    Bryan, thanks so much for sharing your story. You illustrate exactly what problems can arise if we don't maintain clear boundaries around this issue. I think it would be completely fair for you to raise this issue with your senior pastor and ask his or her advice. It's always difficult to fill the shoes when you follow a beloved leader...It's even more difficult to fill them if the old youth pastor never really took them off and they are still walking around in them at the church! If no one is willing to help your predecessor set proper boundaries, it may very well be that you will need to put your energies into the younger youth and work on helping them develop a healthier approach to ministry. Thanks again for sharing.

    MattKat Schwind said...

    Hmm, I am about to announce that I am leaving to my Youth Group tonight. It has only been a year but it has been a monumental year to say the least, since they've never had a Youth Director before... However, I think we all need to step back and not give ourselves so much credit, we are just the hands and feet of Christ... It is Christ that has worked through us to reach these kids and we need to trust in God that He is putting someone in place to work with these kids. Sometimes we need to move over and let that transition happen, if a youth reaches out, point them back to their Youth Director or Pastor. The worst thing that could happen would be to undermine the ministry that is trying to take place and even best intentions can do that. We are there for a purpose just as the next person is, it's time for a new chapter. On another note, I don't think its appropriate to be hanging out with youth/minors after you are no longer their Youth Director. Call me paranoid but it crosses way too many lines in my book.

    Brian Kirk said...

    Lots of wisdom there, Matt. I couldn't agree with you more.

    Kristian Wassam said...

    This blogpost was very helpful. You had mentioned not to wait until the last minute to tell them you're moving. Ideally, how much time would be good to give them?

    Misty Schmidt said...

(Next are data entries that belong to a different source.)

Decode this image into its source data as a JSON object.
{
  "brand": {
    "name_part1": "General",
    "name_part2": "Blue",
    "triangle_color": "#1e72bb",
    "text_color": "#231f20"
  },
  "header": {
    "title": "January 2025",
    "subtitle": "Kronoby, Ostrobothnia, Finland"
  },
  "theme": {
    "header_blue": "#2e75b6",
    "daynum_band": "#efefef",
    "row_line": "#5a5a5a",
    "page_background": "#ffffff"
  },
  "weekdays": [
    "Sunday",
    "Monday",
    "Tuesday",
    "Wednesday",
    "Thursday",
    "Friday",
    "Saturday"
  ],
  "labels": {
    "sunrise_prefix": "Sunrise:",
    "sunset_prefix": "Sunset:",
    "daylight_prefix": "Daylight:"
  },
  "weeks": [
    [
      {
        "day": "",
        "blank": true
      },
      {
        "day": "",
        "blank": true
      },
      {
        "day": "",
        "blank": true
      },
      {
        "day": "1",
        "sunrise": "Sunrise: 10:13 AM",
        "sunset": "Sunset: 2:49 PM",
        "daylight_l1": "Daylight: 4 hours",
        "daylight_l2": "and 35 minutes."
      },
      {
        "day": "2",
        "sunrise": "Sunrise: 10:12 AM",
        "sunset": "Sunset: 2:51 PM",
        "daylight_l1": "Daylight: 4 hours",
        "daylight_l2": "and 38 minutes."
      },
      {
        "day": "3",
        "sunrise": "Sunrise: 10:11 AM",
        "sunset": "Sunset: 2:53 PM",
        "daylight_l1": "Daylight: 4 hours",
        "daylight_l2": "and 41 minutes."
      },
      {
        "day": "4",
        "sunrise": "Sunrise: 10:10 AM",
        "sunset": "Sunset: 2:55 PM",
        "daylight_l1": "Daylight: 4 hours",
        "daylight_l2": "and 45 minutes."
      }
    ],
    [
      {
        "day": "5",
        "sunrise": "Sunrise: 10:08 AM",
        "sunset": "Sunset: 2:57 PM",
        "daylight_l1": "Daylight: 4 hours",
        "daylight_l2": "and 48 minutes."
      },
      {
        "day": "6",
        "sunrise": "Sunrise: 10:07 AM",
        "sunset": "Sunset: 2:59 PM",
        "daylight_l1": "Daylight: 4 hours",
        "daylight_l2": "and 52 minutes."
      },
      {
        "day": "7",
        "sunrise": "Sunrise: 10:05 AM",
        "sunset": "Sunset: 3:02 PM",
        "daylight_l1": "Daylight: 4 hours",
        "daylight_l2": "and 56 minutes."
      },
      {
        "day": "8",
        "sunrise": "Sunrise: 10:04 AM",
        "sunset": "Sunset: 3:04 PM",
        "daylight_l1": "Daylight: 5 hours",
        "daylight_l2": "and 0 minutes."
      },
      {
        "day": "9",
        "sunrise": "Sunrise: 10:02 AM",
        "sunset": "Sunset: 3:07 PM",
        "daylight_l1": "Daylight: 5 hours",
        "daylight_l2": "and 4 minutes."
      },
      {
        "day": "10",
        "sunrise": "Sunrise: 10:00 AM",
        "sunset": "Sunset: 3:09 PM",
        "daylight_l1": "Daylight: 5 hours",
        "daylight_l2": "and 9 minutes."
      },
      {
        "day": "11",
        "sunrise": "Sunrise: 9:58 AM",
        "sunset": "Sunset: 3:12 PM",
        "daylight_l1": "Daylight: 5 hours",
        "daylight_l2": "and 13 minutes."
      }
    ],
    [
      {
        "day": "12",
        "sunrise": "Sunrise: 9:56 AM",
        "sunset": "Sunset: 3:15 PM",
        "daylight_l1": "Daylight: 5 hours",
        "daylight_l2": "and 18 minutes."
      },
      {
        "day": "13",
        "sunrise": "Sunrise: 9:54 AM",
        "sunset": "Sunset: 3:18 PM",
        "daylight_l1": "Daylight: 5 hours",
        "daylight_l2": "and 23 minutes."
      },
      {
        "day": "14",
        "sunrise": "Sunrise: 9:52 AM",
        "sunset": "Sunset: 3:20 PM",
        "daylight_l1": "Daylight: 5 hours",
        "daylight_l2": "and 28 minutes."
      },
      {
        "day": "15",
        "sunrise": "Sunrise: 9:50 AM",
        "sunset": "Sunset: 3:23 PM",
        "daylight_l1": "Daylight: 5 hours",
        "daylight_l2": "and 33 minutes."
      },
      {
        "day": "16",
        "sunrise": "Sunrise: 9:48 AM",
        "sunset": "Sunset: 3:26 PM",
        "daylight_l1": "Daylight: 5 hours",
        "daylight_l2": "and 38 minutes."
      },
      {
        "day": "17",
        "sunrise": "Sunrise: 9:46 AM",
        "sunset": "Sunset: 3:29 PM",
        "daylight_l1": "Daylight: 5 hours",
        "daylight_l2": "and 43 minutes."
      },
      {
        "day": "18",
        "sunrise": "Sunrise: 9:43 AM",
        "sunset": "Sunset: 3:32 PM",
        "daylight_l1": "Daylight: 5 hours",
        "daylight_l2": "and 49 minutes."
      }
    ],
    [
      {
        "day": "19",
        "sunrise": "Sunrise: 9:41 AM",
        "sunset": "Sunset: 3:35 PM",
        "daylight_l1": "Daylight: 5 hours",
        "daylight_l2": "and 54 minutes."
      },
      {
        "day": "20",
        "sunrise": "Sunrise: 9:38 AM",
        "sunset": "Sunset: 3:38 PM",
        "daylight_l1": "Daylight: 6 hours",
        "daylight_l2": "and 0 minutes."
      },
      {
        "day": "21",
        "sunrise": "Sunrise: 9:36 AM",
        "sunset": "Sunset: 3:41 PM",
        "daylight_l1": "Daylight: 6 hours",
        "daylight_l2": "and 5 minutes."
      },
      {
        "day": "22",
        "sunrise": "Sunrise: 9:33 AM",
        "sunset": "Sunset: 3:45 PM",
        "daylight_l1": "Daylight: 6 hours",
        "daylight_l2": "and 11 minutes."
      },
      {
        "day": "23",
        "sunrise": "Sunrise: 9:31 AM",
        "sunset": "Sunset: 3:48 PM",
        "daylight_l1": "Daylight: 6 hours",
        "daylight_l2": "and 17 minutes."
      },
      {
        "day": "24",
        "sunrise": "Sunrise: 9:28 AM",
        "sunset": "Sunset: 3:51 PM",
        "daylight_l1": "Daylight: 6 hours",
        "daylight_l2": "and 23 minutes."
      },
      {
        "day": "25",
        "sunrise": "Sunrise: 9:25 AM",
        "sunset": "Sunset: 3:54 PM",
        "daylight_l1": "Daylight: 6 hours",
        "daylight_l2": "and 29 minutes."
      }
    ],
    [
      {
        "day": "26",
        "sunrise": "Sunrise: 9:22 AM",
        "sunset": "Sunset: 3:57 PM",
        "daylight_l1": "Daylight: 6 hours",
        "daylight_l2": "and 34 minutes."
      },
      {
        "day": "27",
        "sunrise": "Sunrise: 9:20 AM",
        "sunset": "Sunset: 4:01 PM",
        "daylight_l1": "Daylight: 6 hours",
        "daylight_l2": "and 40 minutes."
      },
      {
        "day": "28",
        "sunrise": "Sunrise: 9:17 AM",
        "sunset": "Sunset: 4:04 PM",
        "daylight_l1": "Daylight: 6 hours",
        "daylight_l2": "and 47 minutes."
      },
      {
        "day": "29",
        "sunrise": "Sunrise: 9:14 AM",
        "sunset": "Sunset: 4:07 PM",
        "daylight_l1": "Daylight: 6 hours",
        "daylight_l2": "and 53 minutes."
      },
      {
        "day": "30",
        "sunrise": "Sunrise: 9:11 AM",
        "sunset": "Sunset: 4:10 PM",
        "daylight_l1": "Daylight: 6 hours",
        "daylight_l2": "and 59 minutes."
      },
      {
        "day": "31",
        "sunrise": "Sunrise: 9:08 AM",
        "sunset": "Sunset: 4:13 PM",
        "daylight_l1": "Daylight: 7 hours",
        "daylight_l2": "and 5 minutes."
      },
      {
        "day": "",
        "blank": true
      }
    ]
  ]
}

    I agree. When my husband and I came to this youth group it was extremely hard to connect because the kids were still texting and skyping the old youth pastor. He would come into town and have parties with the kids or play basketball with them. He even sent them a group text during a youth group lesson. The kids couldn't warm up to us as long as he filled that spot in their lives.